Proof Daufuskie Island (home to 400 locals) is special: the entire island was named to National Register of Historic Places. It’s also home to a high concentration of Gullah, a population of African-Americans who reside in coastal areas of the Lowcountry region and speak a Creole dialect. Reach the island (just off the coast of Savannah, Georgia and Hilton Head, South Carolina) by boat or the Daufuskie Island Ferry (rent a bicycle or golf cart upon arrival). With two distilleries, art galleries, Marsh Tacky horses that nearly outnumber locals, and locally caught crab with sides of okra, butter beans, peas and yams, a day trip might feel like you’ve traveled worlds away.
The Forbes may own four of the Elizabeth Islands, but Cuttyhunk Island (famed for its striped-bass fishing and a popular summer-home destination, with a few B&Bs) is open to the public. Catch the ferry from New Bedford to Cuttyhunk. Initially settled by the Brits in 1641, they named this chain of small islands is off the southern coast of Cape Cod after Elizabeth I, who was the ruling British monarch at the time.
No, that’s not a typo. There’s an island in this heartland state. Once on Sabula (home to only 575 residents and within the Mississippi River, 45 miles south of Dubuque and a three-hour drive from Chicago), wander around the nearby 4,000-acre Green Island Wildlife Management Area, bunk overnight in a century-old B&B (such as La Belle Porte Bed and Breakfast) or camp at South Sabula Lake Campground. There’s even a bar called Homeport with river views and occasional live music.
Home to wild Chincoteague ponies and the Chincoteague National Wildlife Refuge, Chincoteague Island is off Virginia’s eastern shore, in the Atlantic Ocean.
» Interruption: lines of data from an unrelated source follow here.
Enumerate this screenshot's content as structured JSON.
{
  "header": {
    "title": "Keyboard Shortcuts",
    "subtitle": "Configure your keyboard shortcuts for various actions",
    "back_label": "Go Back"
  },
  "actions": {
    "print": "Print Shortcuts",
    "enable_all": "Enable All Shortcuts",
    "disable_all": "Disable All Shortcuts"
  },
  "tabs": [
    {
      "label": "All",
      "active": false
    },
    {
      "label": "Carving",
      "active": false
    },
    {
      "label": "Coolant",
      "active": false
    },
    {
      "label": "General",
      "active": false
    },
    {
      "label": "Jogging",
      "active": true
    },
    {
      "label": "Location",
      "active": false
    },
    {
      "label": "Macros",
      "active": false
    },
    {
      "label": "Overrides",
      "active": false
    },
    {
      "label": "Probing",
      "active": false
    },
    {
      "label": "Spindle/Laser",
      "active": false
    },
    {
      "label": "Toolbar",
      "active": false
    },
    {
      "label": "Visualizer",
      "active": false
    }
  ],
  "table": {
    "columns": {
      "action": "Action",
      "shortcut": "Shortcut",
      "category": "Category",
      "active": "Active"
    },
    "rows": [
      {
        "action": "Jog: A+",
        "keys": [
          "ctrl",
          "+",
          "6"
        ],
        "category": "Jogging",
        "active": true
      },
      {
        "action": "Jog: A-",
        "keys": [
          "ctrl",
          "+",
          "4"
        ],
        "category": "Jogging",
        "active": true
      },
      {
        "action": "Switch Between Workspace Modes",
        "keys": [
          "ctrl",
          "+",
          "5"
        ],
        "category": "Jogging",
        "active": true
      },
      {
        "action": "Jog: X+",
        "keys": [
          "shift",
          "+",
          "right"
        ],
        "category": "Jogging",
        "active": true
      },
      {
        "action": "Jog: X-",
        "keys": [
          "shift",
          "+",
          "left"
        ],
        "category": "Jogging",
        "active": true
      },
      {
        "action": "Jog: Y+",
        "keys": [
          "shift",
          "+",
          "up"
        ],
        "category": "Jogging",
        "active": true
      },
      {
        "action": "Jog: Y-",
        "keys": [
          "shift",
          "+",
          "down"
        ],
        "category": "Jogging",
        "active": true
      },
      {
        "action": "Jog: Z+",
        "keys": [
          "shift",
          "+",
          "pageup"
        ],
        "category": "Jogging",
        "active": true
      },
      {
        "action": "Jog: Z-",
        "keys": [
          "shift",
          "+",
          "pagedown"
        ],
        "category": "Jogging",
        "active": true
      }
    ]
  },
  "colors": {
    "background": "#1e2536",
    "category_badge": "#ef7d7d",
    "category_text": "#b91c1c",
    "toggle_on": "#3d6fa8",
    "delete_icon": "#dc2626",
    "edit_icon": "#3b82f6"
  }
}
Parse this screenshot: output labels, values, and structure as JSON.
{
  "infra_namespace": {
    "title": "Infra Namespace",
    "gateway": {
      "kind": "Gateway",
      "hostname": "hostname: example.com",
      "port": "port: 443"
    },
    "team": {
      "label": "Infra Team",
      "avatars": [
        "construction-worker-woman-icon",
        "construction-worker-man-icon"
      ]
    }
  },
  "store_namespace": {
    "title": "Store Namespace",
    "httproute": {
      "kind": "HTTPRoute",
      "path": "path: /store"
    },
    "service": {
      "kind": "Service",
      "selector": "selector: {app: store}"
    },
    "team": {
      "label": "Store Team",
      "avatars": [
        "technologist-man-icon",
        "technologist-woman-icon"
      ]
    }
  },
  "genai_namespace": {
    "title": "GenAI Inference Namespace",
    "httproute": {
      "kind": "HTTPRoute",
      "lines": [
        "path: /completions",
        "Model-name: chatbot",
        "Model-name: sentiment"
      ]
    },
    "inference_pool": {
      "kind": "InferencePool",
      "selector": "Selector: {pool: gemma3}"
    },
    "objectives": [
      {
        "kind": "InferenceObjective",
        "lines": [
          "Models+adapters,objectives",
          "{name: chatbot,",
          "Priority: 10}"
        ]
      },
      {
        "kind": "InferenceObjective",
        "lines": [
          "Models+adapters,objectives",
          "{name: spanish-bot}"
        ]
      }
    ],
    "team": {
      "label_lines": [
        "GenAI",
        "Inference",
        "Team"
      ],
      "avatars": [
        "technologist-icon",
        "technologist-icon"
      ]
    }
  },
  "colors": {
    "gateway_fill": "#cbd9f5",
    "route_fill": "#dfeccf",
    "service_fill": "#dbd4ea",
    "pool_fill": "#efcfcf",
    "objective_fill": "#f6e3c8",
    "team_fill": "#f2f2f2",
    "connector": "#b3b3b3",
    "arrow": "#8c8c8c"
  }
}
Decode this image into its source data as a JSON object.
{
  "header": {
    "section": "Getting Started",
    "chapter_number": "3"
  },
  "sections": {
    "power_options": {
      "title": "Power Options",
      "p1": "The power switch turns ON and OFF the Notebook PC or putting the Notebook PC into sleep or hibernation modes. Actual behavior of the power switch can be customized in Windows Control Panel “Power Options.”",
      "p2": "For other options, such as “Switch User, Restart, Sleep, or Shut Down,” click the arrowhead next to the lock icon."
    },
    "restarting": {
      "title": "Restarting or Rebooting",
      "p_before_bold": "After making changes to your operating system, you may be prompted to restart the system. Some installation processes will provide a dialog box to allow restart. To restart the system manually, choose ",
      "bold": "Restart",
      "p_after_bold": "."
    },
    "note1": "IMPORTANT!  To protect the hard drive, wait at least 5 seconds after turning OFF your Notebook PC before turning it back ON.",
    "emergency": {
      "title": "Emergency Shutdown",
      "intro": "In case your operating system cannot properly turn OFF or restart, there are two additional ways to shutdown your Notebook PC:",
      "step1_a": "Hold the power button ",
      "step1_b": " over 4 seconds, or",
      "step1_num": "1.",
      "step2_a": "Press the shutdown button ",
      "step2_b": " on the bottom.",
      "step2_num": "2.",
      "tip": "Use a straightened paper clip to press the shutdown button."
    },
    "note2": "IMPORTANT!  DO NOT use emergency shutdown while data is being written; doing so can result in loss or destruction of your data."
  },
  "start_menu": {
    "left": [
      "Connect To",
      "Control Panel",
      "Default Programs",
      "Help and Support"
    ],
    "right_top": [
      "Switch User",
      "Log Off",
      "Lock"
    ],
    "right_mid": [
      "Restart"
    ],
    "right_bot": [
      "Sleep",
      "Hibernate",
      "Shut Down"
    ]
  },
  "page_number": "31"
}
The only way to arrive is by a causeway (State Route 175, also called Chincoteague Road) and once on island you can use the trolley to tool around.
This 26,000-acre island 10 miles west of Portland may be nearly double the size of Manhattan’s 14,600 acres, but only 1,078 people live here. You’ll find it 30 minutes north of Portland, where the Willamette and Columbia Rivers meet. The island is a paradise for kayakers and bicyclists, and when in season (early June through mid-August), locals flock here to pick berries, particularly at Sauvie Island Farms.
Reachable via a 45-minute ferry (see options here) traveling 10 miles from the mainland (Crisfield, Maryland), this Chesapeake Bay island is celebrated for its crab cakes and leisurely hikes at Glenn Martin National Wildlife Refuge, and also the nine-layer Smith Island Cake. This delicacy features very thin layers of yellow cake frosted with fudge. Stick a fork into this special cake after dinner out—and order one online the next time you miss it, via Smith Island Cakes.